» WORK REQUEST
Examine the entries and show every line in which the word "true" is found.

Dataset rows describing interfaces:
------------
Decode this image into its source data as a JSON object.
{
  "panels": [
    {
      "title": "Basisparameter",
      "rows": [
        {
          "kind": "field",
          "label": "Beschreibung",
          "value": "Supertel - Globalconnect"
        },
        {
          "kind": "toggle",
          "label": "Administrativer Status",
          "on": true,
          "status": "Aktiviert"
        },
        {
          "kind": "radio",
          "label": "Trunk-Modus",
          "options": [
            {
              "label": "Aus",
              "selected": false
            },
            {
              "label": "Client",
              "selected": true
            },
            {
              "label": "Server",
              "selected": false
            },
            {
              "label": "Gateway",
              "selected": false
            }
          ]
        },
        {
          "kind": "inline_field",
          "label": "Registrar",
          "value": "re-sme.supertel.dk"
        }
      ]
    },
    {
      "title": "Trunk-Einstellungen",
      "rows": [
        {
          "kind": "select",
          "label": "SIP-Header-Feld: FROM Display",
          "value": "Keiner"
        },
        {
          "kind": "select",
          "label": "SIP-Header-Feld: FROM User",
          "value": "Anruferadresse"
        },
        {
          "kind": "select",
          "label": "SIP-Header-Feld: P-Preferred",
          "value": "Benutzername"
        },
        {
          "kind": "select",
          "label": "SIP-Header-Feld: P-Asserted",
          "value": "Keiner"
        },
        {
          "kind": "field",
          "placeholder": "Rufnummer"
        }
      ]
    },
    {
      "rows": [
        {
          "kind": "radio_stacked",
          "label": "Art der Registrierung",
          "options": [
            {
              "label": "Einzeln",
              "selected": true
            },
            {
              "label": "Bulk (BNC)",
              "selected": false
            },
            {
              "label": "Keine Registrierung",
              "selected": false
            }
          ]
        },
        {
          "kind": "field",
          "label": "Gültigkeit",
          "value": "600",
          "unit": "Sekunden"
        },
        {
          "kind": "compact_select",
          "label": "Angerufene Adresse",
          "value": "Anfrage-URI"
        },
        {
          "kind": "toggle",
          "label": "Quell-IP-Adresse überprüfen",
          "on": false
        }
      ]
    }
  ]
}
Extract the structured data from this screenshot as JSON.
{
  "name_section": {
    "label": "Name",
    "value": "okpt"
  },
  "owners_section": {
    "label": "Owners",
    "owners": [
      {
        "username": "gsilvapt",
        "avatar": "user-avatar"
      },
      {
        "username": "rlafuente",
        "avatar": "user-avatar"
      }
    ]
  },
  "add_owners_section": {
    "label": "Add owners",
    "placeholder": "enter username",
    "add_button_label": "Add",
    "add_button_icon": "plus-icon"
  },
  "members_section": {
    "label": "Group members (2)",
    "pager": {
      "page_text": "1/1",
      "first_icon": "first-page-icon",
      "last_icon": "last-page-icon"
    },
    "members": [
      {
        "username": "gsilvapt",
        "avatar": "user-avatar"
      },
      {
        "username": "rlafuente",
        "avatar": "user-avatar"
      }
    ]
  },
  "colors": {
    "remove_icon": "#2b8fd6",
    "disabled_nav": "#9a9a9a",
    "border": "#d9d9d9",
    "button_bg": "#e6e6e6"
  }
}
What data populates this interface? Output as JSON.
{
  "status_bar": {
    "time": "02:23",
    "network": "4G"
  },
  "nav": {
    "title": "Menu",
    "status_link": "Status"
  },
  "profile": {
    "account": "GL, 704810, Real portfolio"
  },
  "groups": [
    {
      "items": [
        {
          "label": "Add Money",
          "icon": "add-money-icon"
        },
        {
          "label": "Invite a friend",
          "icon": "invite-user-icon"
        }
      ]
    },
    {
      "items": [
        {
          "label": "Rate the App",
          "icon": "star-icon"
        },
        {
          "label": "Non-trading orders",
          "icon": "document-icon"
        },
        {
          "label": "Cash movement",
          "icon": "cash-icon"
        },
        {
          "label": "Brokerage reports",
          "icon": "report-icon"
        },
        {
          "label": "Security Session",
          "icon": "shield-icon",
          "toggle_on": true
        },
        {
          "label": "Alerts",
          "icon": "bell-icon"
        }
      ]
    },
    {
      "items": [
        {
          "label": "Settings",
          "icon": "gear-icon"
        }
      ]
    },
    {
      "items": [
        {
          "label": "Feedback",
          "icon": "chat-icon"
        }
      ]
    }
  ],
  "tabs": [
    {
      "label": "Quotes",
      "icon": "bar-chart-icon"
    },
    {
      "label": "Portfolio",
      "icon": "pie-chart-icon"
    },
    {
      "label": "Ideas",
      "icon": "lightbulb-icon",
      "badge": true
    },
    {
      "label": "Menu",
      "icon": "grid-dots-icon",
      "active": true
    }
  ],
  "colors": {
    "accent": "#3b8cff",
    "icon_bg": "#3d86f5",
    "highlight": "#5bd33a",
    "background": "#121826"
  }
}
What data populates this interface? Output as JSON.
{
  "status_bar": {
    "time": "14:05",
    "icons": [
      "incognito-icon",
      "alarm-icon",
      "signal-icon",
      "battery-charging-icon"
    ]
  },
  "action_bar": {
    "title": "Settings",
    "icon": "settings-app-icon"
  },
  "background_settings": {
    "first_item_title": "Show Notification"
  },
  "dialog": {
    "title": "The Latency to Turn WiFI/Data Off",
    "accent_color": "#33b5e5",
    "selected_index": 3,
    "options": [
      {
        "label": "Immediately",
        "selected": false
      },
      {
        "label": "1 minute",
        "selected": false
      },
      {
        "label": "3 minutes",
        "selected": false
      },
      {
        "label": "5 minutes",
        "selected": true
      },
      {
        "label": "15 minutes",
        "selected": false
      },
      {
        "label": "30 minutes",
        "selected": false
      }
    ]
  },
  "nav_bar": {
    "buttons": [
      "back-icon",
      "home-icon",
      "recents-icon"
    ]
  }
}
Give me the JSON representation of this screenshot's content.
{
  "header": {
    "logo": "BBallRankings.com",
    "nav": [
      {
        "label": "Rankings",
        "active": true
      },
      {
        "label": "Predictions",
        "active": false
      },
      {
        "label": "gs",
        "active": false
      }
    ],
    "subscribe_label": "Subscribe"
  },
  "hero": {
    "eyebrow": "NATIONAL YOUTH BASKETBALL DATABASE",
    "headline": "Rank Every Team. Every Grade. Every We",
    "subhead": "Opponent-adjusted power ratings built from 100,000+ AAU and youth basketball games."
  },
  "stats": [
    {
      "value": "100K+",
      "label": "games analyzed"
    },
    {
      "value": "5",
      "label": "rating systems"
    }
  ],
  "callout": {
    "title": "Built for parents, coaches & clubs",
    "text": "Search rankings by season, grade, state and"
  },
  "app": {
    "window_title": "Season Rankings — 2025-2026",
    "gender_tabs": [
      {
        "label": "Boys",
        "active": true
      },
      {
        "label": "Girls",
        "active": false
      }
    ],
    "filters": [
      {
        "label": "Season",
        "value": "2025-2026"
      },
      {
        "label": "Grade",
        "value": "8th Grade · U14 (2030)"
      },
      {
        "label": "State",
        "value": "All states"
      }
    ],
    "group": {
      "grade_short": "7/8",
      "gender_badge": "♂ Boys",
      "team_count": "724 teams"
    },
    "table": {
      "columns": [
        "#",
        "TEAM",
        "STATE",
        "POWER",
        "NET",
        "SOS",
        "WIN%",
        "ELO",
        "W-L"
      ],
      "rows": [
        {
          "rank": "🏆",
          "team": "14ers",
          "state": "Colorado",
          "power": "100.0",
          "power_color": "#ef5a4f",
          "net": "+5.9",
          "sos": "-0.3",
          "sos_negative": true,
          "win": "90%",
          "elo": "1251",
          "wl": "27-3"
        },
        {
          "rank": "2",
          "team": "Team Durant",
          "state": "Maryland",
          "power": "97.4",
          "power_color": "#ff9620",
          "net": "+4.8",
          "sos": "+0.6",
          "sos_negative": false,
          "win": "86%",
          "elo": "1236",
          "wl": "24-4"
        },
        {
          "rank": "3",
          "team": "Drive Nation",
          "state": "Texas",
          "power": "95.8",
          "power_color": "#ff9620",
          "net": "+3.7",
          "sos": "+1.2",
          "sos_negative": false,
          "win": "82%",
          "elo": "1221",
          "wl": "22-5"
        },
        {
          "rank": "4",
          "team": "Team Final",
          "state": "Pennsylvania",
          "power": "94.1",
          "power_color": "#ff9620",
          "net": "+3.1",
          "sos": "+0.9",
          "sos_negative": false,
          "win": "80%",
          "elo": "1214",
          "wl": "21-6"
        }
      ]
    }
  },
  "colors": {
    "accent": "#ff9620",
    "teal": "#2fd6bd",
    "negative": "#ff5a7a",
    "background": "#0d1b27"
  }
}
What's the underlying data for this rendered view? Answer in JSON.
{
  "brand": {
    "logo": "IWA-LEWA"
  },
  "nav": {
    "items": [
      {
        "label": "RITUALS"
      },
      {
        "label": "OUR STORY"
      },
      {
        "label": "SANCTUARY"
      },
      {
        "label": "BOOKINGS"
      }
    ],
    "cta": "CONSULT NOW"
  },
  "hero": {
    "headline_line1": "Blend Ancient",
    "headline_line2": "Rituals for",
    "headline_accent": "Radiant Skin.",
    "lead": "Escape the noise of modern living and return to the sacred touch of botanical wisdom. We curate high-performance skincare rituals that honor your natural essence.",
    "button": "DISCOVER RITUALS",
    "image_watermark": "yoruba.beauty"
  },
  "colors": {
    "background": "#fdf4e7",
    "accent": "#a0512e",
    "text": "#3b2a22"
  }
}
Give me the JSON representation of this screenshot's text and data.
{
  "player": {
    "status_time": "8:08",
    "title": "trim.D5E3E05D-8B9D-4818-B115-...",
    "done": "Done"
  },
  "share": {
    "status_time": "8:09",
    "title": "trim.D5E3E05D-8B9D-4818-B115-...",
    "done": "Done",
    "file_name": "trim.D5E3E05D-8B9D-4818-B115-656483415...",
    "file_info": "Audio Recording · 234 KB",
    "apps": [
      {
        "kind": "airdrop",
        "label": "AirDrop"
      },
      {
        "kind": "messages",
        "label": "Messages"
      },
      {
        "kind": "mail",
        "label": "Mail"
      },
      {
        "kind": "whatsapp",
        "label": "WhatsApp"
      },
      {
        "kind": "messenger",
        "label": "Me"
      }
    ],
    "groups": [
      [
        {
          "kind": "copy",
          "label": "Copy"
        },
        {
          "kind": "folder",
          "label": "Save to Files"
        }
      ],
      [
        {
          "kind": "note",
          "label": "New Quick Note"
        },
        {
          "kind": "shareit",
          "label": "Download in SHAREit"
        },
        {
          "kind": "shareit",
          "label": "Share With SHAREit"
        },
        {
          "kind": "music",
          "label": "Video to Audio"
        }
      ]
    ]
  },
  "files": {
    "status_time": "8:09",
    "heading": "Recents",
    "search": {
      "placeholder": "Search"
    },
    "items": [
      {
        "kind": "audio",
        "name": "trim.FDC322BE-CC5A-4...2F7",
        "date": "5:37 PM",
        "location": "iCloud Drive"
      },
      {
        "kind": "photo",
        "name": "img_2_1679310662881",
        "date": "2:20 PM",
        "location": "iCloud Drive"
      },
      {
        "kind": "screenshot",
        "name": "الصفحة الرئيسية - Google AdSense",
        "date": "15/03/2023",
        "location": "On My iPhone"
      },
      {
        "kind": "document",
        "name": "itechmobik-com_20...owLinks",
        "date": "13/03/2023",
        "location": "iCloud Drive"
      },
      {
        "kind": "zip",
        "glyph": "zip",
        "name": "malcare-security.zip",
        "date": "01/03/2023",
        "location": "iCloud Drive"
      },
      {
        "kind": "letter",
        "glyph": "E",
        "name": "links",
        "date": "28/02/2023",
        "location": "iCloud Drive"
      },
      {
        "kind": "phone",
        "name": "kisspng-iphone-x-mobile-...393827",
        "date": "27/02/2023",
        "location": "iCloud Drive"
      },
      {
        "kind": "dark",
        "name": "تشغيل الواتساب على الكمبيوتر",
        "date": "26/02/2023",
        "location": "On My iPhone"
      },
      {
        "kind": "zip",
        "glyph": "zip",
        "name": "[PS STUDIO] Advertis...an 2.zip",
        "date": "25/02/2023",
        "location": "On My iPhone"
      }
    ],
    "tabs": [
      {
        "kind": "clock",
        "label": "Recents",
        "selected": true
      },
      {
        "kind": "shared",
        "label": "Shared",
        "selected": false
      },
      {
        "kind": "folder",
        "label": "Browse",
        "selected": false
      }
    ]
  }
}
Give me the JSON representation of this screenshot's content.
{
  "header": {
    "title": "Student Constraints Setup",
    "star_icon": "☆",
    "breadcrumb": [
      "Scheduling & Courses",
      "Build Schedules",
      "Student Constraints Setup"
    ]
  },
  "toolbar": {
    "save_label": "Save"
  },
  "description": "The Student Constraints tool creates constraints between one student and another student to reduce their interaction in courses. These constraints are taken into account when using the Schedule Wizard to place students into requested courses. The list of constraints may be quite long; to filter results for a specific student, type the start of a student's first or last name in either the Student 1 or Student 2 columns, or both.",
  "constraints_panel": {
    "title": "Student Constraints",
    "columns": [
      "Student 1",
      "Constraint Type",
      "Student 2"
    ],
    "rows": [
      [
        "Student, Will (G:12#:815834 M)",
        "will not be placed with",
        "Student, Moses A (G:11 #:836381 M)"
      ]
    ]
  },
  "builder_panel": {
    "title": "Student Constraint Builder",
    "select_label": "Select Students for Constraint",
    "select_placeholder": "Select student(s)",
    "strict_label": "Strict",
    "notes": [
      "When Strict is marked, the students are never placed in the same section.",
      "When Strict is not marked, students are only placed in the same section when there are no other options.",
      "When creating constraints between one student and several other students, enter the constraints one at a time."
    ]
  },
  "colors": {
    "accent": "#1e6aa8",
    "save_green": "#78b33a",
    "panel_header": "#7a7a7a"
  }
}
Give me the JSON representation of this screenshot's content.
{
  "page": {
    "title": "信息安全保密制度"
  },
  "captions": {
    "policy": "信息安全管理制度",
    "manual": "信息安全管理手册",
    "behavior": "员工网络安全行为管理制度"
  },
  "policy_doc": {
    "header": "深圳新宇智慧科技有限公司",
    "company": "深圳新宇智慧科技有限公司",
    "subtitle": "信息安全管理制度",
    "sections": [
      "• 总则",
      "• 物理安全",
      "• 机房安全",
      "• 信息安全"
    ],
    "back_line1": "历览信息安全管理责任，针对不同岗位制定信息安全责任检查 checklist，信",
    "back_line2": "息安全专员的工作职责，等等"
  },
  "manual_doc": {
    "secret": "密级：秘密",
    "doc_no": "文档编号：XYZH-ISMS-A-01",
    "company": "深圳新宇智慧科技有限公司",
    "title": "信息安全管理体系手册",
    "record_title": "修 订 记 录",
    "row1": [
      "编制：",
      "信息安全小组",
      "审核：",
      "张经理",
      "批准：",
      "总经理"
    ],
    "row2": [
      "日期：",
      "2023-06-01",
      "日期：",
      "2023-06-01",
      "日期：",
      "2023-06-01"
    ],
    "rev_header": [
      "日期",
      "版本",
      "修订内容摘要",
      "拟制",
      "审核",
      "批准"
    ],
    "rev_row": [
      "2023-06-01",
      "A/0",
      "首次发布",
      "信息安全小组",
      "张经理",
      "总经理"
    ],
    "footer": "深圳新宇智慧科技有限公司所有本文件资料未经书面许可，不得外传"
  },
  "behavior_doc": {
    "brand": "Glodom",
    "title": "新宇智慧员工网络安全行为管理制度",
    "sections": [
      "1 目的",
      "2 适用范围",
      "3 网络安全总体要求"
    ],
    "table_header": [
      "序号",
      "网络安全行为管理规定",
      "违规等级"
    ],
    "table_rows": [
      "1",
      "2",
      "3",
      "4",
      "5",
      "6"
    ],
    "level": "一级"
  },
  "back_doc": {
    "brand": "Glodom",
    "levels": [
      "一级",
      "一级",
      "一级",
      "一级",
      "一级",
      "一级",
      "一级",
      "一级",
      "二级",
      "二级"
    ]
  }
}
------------
» ANSWER SPACE
          "on": true,
              "selected": true
              "selected": true
          "toggle_on": true
      "badge": true
      "active": true
        "selected": true
        "active": true
        "active": true
          "sos_negative": true,
        "selected": true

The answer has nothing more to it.